Mormons, Indians, and the Ghost Dance Religion of 1890
"From the Forward: " In this study, Dr. Garold Barney has done an excellent job of reflecting both Mormon thought and the Indian concepts behind the Ghost Dance Religion. These two phenomena have existed in the history of the American West for a long time but it has taken Dr. Barney, following the footsteps of Dr. Coates, to make a good case for their relationship. I would recommend Barney's work to anyone interested in Mormons, the Plains Indians, the Ghost Dance Religion, or anyone with a general interest in the religious movements in the American West. Paul M. Edwards, Baker University Garold D. Barney was born and raised in western Oklahoma. In the late 1890s, his great-grandfather and grandfather were the third people to file for Homestead land in a portion of Cherokee Strip land that would become Dewey County, Oklahoma.
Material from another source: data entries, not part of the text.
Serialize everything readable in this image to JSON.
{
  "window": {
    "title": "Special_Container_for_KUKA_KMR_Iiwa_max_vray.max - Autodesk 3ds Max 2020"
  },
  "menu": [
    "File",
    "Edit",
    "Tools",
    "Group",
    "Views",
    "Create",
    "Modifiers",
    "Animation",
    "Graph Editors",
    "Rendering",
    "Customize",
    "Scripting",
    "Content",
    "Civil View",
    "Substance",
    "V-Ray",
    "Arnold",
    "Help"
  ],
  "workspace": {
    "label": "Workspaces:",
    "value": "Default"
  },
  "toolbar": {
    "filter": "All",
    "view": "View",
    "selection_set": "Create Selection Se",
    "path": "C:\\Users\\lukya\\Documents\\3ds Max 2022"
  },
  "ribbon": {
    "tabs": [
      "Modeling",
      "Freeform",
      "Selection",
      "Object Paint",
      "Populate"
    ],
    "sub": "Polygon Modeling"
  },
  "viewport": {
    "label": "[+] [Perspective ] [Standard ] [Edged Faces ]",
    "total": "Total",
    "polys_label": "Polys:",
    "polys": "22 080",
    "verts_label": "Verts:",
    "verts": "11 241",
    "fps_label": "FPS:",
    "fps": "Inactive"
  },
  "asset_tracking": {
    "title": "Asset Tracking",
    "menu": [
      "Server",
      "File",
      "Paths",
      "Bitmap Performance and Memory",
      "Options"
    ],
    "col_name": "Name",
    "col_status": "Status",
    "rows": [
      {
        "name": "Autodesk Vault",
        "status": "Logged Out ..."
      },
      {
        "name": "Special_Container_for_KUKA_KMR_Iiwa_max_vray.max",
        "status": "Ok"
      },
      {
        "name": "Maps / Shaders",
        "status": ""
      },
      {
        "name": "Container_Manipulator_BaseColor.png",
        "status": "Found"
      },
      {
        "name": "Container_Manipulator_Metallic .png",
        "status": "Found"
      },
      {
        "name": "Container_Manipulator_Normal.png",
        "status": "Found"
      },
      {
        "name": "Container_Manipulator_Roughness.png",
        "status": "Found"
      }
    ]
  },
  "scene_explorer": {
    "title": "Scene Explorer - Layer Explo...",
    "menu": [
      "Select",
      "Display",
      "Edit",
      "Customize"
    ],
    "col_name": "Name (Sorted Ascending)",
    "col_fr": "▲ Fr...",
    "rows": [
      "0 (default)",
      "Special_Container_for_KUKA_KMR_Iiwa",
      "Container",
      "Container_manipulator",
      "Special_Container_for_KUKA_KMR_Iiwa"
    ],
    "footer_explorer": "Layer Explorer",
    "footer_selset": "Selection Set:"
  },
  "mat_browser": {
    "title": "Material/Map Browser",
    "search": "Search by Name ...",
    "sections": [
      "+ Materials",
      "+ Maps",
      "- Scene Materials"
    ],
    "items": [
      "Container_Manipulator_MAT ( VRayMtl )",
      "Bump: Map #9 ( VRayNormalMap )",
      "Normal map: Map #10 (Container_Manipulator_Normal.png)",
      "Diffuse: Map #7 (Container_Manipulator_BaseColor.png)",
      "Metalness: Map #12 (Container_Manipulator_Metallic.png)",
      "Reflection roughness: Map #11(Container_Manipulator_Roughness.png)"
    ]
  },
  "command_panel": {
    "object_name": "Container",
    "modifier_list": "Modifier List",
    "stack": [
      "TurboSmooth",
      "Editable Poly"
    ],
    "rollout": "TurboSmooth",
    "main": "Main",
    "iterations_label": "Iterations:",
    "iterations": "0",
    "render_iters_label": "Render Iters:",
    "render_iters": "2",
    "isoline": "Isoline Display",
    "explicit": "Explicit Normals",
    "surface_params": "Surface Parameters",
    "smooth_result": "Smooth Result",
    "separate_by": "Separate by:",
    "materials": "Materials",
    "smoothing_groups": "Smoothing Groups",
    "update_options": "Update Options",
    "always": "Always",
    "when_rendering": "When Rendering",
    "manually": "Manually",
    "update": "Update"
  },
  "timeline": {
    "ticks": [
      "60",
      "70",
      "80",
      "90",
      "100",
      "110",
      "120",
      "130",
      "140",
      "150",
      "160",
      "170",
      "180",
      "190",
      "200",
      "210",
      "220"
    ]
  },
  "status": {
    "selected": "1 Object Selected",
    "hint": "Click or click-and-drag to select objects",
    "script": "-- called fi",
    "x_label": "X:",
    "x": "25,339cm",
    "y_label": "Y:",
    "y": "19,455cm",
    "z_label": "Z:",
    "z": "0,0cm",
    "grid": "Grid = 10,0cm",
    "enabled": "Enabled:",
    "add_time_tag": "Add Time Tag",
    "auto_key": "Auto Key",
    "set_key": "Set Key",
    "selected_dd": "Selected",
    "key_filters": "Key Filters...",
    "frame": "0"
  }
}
For their first few years the family lived in an earthen dugout in Cheyenne and Arapaho-ceded land. Barney's mother and father were born before Oklahoma became a state in 1907. The fourth child of pioneer-tenant farmers, the pulling of broomcorn and picking of cotton were a way of life. Barney served in the U.S. Air Force during the Korean conflict, received his bachelor's and master's degrees from Central Missouri State University, and his doctorate from the University of California at Berkeley. The publication of Mormons, Indians, and the Ghost Dance Religion of 1890 represents over ten years of research and writing.